VDOT Looks for Holes in Porous Friction Course

Tue October 21, 2008 - Southeast Edition
CEG



Motorists in Prince William County might soon notice a quieter, drier stretch of road on the Route 234 bypass.

The Virginia Department of Transportation (VDOT) is testing a new road material that absorbs road noise while increasing drainage capacities.

The new material, known as Porous Friction Course (PFC), is a technologically advanced material that allows air and water to seep down from the road surface away from the tires. This minimizes hydroplaning, tire pavement noise and splash and spray. On rainy nights, it can also improve visibility. The Virginia Transportation Research Council (VTRC), VDOT’s research division, is monitoring the project.

“When it’s raining at night, this material will cut down on night time glare because it channels water off the surface.
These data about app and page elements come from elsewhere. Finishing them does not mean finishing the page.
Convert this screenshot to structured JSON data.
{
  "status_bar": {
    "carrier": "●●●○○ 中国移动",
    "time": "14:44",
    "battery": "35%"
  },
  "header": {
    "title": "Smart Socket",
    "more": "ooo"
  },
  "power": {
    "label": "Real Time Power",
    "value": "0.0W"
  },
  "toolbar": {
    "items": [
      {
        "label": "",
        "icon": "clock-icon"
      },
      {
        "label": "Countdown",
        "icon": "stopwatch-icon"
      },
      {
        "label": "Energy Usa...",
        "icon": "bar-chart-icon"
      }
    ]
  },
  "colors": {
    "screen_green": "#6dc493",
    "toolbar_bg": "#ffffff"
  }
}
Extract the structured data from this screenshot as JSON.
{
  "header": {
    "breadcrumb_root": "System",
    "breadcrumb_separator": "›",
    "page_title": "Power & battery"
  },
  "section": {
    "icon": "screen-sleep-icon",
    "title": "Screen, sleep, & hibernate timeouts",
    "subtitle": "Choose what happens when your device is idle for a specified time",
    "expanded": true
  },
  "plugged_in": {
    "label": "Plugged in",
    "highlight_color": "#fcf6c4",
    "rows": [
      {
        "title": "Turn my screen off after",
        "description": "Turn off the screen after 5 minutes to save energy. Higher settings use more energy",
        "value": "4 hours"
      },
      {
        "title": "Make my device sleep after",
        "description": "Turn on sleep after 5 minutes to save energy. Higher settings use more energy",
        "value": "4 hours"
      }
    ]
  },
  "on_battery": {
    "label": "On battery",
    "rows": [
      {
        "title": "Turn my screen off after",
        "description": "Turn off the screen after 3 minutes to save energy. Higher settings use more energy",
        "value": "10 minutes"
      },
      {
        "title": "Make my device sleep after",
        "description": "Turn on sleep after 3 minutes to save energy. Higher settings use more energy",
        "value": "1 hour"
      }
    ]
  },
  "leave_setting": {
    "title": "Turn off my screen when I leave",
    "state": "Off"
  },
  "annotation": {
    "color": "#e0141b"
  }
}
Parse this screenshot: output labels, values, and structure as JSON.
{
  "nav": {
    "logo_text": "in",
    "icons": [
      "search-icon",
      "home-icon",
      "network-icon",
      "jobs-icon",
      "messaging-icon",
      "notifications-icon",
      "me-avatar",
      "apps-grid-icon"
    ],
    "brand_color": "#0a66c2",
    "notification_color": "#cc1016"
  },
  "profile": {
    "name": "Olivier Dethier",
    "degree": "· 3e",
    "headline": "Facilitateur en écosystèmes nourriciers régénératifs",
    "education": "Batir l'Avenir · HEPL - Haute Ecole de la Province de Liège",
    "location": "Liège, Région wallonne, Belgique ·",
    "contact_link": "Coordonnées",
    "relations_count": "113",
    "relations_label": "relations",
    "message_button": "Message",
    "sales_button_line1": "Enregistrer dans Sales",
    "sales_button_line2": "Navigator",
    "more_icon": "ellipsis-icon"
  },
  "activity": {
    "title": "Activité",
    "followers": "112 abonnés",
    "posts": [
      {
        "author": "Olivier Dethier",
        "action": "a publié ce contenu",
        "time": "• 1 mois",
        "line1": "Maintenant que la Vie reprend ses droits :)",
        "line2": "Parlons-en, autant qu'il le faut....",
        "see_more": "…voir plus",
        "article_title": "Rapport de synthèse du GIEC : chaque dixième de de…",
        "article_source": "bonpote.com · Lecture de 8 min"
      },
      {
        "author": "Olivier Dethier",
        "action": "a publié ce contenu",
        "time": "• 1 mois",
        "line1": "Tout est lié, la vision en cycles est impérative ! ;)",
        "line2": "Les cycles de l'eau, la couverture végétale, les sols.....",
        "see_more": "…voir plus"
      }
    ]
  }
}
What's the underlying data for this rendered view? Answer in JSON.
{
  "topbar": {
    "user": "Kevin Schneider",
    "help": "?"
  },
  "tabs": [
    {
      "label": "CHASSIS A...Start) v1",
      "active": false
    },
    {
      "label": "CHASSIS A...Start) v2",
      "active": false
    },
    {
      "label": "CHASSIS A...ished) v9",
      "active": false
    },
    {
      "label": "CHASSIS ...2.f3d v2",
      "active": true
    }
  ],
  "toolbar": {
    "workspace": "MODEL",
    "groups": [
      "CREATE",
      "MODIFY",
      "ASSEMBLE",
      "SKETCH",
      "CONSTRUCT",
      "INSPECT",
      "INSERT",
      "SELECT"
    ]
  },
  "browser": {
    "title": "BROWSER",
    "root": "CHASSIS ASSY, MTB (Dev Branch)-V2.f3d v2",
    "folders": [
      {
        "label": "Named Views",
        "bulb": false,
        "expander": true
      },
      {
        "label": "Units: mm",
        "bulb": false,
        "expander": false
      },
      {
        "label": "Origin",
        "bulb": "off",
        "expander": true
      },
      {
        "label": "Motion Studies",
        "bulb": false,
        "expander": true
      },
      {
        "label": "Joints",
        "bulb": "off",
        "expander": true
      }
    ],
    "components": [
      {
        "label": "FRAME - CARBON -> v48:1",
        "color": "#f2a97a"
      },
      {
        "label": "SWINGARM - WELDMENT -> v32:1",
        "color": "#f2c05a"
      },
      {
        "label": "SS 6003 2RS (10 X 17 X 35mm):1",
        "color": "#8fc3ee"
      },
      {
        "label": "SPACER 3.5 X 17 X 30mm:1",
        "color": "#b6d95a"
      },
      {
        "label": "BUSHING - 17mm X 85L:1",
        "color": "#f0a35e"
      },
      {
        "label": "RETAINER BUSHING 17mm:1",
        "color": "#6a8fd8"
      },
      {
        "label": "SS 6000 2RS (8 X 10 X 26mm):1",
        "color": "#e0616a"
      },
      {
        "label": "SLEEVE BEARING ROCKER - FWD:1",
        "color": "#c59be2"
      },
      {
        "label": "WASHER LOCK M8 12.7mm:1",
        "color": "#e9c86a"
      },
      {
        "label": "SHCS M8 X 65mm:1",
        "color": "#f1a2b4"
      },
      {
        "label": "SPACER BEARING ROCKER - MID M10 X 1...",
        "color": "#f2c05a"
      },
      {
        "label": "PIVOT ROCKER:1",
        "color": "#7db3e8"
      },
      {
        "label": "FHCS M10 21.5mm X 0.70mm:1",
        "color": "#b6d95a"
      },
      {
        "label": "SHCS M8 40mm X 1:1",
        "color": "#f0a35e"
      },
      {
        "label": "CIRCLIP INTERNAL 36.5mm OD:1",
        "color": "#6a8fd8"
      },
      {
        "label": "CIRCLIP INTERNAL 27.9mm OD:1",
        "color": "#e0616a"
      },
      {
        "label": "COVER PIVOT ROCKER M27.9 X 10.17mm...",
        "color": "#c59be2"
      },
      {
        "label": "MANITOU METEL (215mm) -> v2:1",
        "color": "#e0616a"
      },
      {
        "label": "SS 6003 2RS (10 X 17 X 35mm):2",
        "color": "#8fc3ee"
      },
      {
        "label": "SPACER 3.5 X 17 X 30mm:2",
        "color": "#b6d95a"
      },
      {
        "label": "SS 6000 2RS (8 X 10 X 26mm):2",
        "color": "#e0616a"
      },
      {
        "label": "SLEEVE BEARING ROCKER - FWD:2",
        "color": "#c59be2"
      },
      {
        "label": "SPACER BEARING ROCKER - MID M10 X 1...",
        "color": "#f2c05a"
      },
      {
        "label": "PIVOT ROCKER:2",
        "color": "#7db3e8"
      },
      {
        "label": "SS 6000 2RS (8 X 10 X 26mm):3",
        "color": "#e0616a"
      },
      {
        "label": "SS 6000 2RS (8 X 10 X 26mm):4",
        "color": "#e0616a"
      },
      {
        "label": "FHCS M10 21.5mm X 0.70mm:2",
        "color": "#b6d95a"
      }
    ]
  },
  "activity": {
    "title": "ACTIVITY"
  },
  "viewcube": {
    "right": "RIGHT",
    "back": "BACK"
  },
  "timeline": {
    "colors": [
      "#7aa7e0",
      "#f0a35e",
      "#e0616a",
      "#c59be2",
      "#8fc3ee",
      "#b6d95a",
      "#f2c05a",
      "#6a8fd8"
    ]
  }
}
That’s a big safety feature,” said Kevin McGhee, VTRC senior scientist who is leading the project. “And a smooth roadway could mean savings at the gas pump.”

In late August, a 1.7-mi. (2.7 km) stretch of the Route 234 bypass between Balls Ford Road and Sudley Manor Drive was paved with PFC. It is being monitored by the Research Council who will test the road for noise-level changes over several months. Factors it will study after six months and a year include ride quality, texture, drainability and tire-pavement noise. This section of road was chosen because of its adequate traffic volumes, travel speeds and the favorable existing pavement conditions.

The PFC asphalt is being used in other areas of the country as well, including Florida and Massachusetts. If tests in Virginia prove beneficial, VDOT will consider resurfacing other high-priority roads such as the stretch of Interstate 66 inside the beltway with this material.